–Willie Wilson scored 133 runs in 1980. By itself, that doesn’t sound too unbelievable – Mookie Betts did it last year, and 13 of the last 24 seasons have featured at least one such player. But that was the third-highest total since 1950! (Frank Robinson scored 134 in ’62, and Billy Williams scored 137 in ’70. This was just a harbinger of things to come, as 4 of the next 5 non-strike seasons would have someone score 130+ runs.) Wilson’s 230 hits also tied the second-highest mark since 1931 (Rod Carew had 9 more in ’77). By the end of the ’80s, that total would be topped by 3 different players.
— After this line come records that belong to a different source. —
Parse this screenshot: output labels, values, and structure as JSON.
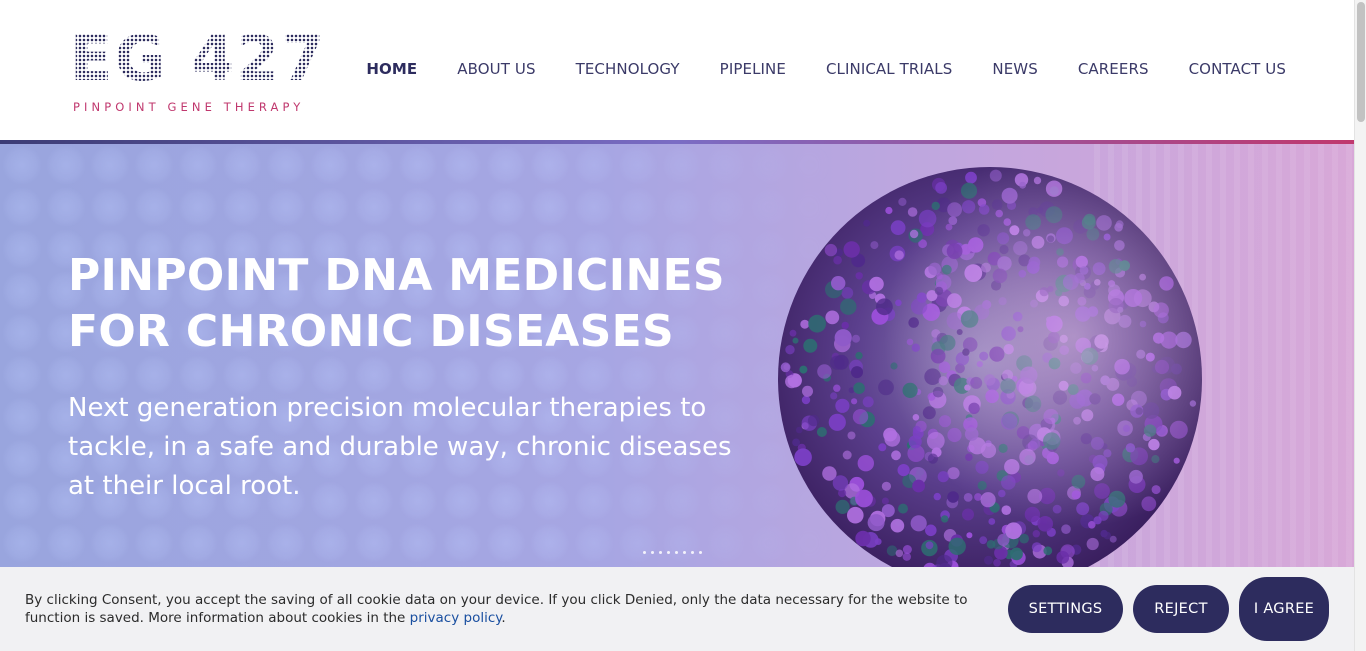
{
  "header": {
    "logo_text": "EG 427",
    "logo_tagline": "PINPOINT GENE THERAPY",
    "nav": [
      {
        "label": "HOME",
        "active": true
      },
      {
        "label": "ABOUT US"
      },
      {
        "label": "TECHNOLOGY"
      },
      {
        "label": "PIPELINE"
      },
      {
        "label": "CLINICAL TRIALS"
      },
      {
        "label": "NEWS"
      },
      {
        "label": "CAREERS"
      },
      {
        "label": "CONTACT US"
      }
    ]
  },
  "hero": {
    "title_line1": "PINPOINT DNA MEDICINES",
    "title_line2": "FOR CHRONIC DISEASES",
    "subtitle": "Next generation precision molecular therapies to tackle, in a safe and durable way, chronic diseases at their local root.",
    "image_icon": "virus-particle-image"
  },
  "cookie_bar": {
    "text_before_link": "By clicking Consent, you accept the saving of all cookie data on your device. If you click Denied, only the data necessary for the website to function is saved. More information about cookies in the ",
    "link_text": "privacy policy",
    "text_after_link": ".",
    "settings_label": "SETTINGS",
    "reject_label": "REJECT",
    "agree_label": "I AGREE"
  },
  "colors": {
    "brand_navy": "#2d2c5e",
    "brand_pink": "#c0386e",
    "link_blue": "#1a4fa0"
  }
}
–Mario Soto had a really interesting year. As I was perusing leaderboards, I saw that he led the league in H/9 (6.0) and SO/9 (8.6), and posted a very good HR/9 number. I thought, “How did this guy have an ERA over 3.00?” In fact, this is the only season in MLB history with a SO rate above 8.5, a H rate below 6, and a HR rate below .6 with an ERA above 3.00. But then I looked at the BB/9 rate – 4.0! That is, to put it mildly, not good. It also explains that ERA.
-Finally, for all the Yankees failed to accomplish in 1980, they did outscore their opponents by 158 Runs – the second-widest margin in baseball that year. Who do you think was first? Phillies? Royals? Brewers? It was actually the Baltimore Orioles, who finished at +165, and became the first team to win 100 games and miss the postseason in the division era (since matched only by the 1993 Giants).